Recorded data:
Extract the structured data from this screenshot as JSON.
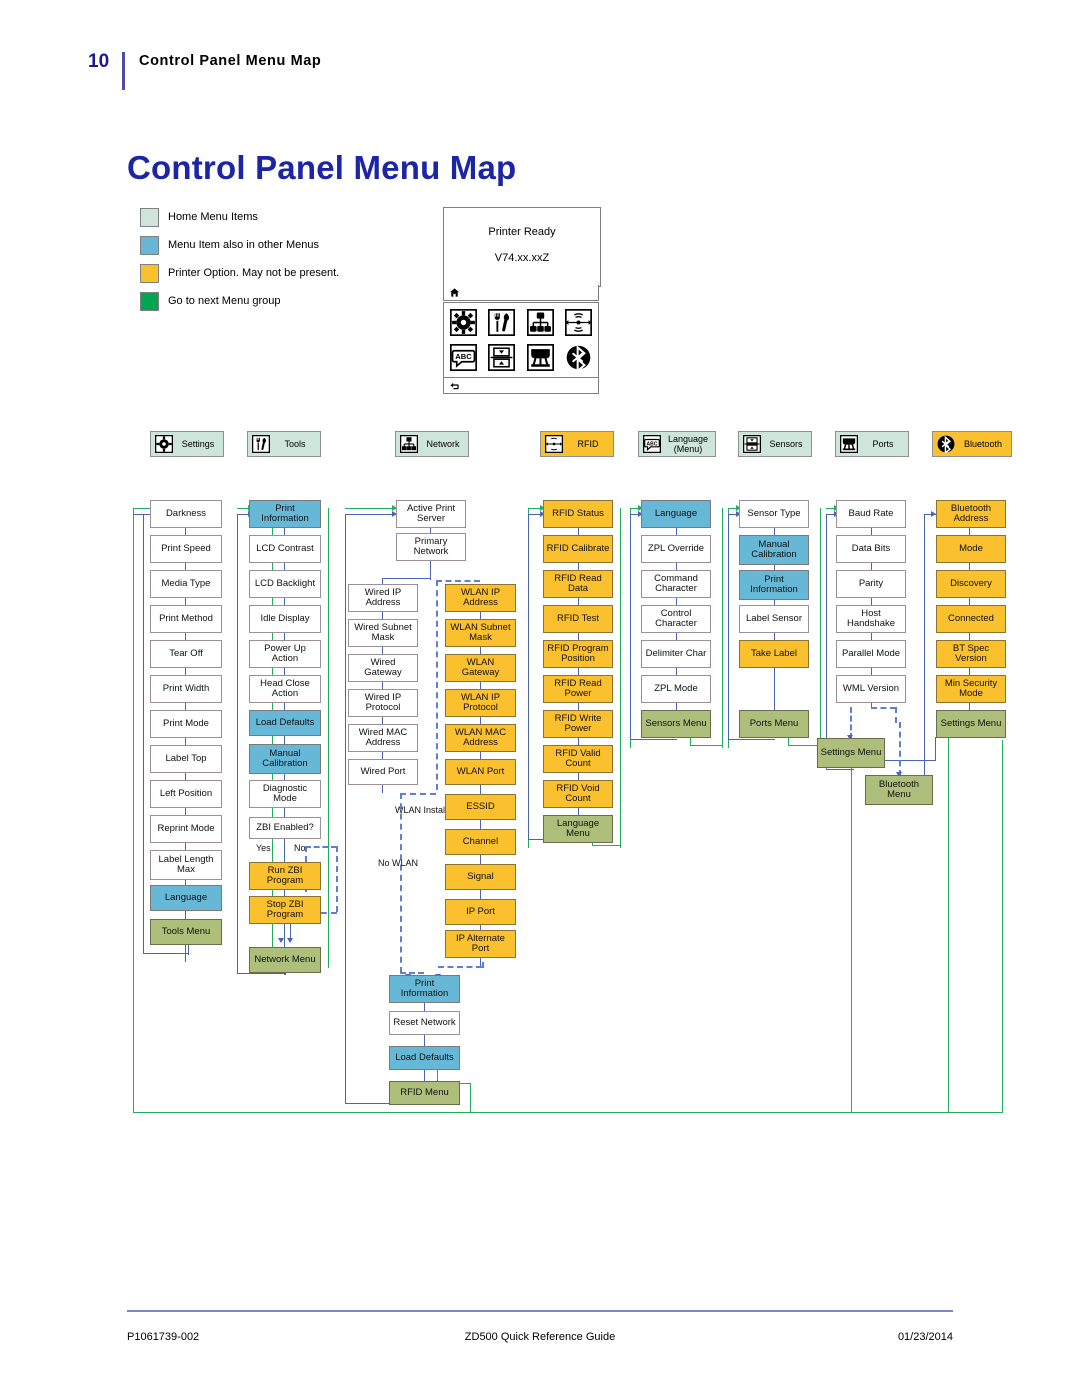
{
  "header": {
    "page_number": "10",
    "running_title": "Control Panel Menu Map"
  },
  "page_title": "Control Panel Menu Map",
  "legend": {
    "items": [
      {
        "label": "Home Menu Items",
        "color": "#cde5da"
      },
      {
        "label": "Menu Item also in other Menus",
        "color": "#66b8d6"
      },
      {
        "label": "Printer Option. May not be present.",
        "color": "#fbc02d"
      },
      {
        "label": "Go to next Menu group",
        "color": "#00a651"
      }
    ]
  },
  "lcd": {
    "line1": "Printer Ready",
    "line2": "V74.xx.xxZ",
    "home_icon": "home-icon",
    "back_icon": "back-arrow-icon",
    "icons": [
      "settings-gear-icon",
      "tools-icon",
      "network-icon",
      "rfid-icon",
      "language-abc-icon",
      "sensors-icon",
      "ports-icon",
      "bluetooth-icon"
    ]
  },
  "menu_chips": [
    {
      "label": "Settings",
      "icon": "settings-gear-icon",
      "type": "home"
    },
    {
      "label": "Tools",
      "icon": "tools-icon",
      "type": "home"
    },
    {
      "label": "Network",
      "icon": "network-icon",
      "type": "home"
    },
    {
      "label": "RFID",
      "icon": "rfid-icon",
      "type": "option"
    },
    {
      "label": "Language\n(Menu)",
      "icon": "language-abc-icon",
      "type": "home"
    },
    {
      "label": "Sensors",
      "icon": "sensors-icon",
      "type": "home"
    },
    {
      "label": "Ports",
      "icon": "ports-icon",
      "type": "home"
    },
    {
      "label": "Bluetooth",
      "icon": "bluetooth-icon",
      "type": "option"
    }
  ],
  "columns": {
    "settings": [
      {
        "label": "Darkness",
        "style": "white"
      },
      {
        "label": "Print Speed",
        "style": "white"
      },
      {
        "label": "Media Type",
        "style": "white"
      },
      {
        "label": "Print Method",
        "style": "white"
      },
      {
        "label": "Tear Off",
        "style": "white"
      },
      {
        "label": "Print Width",
        "style": "white"
      },
      {
        "label": "Print Mode",
        "style": "white"
      },
      {
        "label": "Label Top",
        "style": "white"
      },
      {
        "label": "Left Position",
        "style": "white"
      },
      {
        "label": "Reprint Mode",
        "style": "white"
      },
      {
        "label": "Label Length Max",
        "style": "white"
      },
      {
        "label": "Language",
        "style": "blue"
      },
      {
        "label": "Tools Menu",
        "style": "green"
      }
    ],
    "tools": [
      {
        "label": "Print Information",
        "style": "blue"
      },
      {
        "label": "LCD Contrast",
        "style": "white"
      },
      {
        "label": "LCD Backlight",
        "style": "white"
      },
      {
        "label": "Idle Display",
        "style": "white"
      },
      {
        "label": "Power Up Action",
        "style": "white"
      },
      {
        "label": "Head Close Action",
        "style": "white"
      },
      {
        "label": "Load Defaults",
        "style": "blue"
      },
      {
        "label": "Manual Calibration",
        "style": "blue"
      },
      {
        "label": "Diagnostic Mode",
        "style": "white"
      },
      {
        "label": "ZBI Enabled?",
        "style": "white"
      },
      {
        "label": "Run ZBI Program",
        "style": "amber"
      },
      {
        "label": "Stop ZBI Program",
        "style": "amber"
      },
      {
        "label": "Network Menu",
        "style": "green"
      }
    ],
    "tools_branch_labels": {
      "yes": "Yes",
      "no": "No"
    },
    "network_top": [
      {
        "label": "Active Print Server",
        "style": "white"
      },
      {
        "label": "Primary Network",
        "style": "white"
      }
    ],
    "network_wired": [
      {
        "label": "Wired IP Address",
        "style": "white"
      },
      {
        "label": "Wired Subnet Mask",
        "style": "white"
      },
      {
        "label": "Wired Gateway",
        "style": "white"
      },
      {
        "label": "Wired IP Protocol",
        "style": "white"
      },
      {
        "label": "Wired MAC Address",
        "style": "white"
      },
      {
        "label": "Wired Port",
        "style": "white"
      }
    ],
    "network_wlan": [
      {
        "label": "WLAN IP Address",
        "style": "amber"
      },
      {
        "label": "WLAN Subnet Mask",
        "style": "amber"
      },
      {
        "label": "WLAN Gateway",
        "style": "amber"
      },
      {
        "label": "WLAN IP Protocol",
        "style": "amber"
      },
      {
        "label": "WLAN MAC Address",
        "style": "amber"
      },
      {
        "label": "WLAN Port",
        "style": "amber"
      },
      {
        "label": "ESSID",
        "style": "amber"
      },
      {
        "label": "Channel",
        "style": "amber"
      },
      {
        "label": "Signal",
        "style": "amber"
      },
      {
        "label": "IP Port",
        "style": "amber"
      },
      {
        "label": "IP Alternate Port",
        "style": "amber"
      }
    ],
    "network_branch_labels": {
      "wlan": "WLAN Installed",
      "nowlan": "No WLAN"
    },
    "network_bottom": [
      {
        "label": "Print Information",
        "style": "blue"
      },
      {
        "label": "Reset Network",
        "style": "white"
      },
      {
        "label": "Load Defaults",
        "style": "blue"
      },
      {
        "label": "RFID Menu",
        "style": "green"
      }
    ],
    "rfid": [
      {
        "label": "RFID Status",
        "style": "amber"
      },
      {
        "label": "RFID Calibrate",
        "style": "amber"
      },
      {
        "label": "RFID Read Data",
        "style": "amber"
      },
      {
        "label": "RFID Test",
        "style": "amber"
      },
      {
        "label": "RFID Program Position",
        "style": "amber"
      },
      {
        "label": "RFID Read Power",
        "style": "amber"
      },
      {
        "label": "RFID Write Power",
        "style": "amber"
      },
      {
        "label": "RFID Valid Count",
        "style": "amber"
      },
      {
        "label": "RFID Void Count",
        "style": "amber"
      },
      {
        "label": "Language Menu",
        "style": "green"
      }
    ],
    "language": [
      {
        "label": "Language",
        "style": "blue"
      },
      {
        "label": "ZPL Override",
        "style": "white"
      },
      {
        "label": "Command Character",
        "style": "white"
      },
      {
        "label": "Control Character",
        "style": "white"
      },
      {
        "label": "Delimiter Char",
        "style": "white"
      },
      {
        "label": "ZPL Mode",
        "style": "white"
      },
      {
        "label": "Sensors Menu",
        "style": "green"
      }
    ],
    "sensors": [
      {
        "label": "Sensor Type",
        "style": "white"
      },
      {
        "label": "Manual Calibration",
        "style": "blue"
      },
      {
        "label": "Print Information",
        "style": "blue"
      },
      {
        "label": "Label Sensor",
        "style": "white"
      },
      {
        "label": "Take Label",
        "style": "amber"
      },
      {
        "label": "Ports Menu",
        "style": "green"
      }
    ],
    "ports": [
      {
        "label": "Baud Rate",
        "style": "white"
      },
      {
        "label": "Data Bits",
        "style": "white"
      },
      {
        "label": "Parity",
        "style": "white"
      },
      {
        "label": "Host Handshake",
        "style": "white"
      },
      {
        "label": "Parallel Mode",
        "style": "white"
      },
      {
        "label": "WML Version",
        "style": "white"
      }
    ],
    "ports_exits": [
      {
        "label": "Settings Menu",
        "style": "green"
      },
      {
        "label": "Bluetooth Menu",
        "style": "green"
      }
    ],
    "bluetooth": [
      {
        "label": "Bluetooth Address",
        "style": "amber"
      },
      {
        "label": "Mode",
        "style": "amber"
      },
      {
        "label": "Discovery",
        "style": "amber"
      },
      {
        "label": "Connected",
        "style": "amber"
      },
      {
        "label": "BT Spec Version",
        "style": "amber"
      },
      {
        "label": "Min Security Mode",
        "style": "amber"
      },
      {
        "label": "Settings Menu",
        "style": "green"
      }
    ]
  },
  "footer": {
    "left": "P1061739-002",
    "center": "ZD500 Quick Reference Guide",
    "right": "01/23/2014"
  }
}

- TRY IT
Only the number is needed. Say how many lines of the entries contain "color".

- ANSWER TO THE EXERCISE
4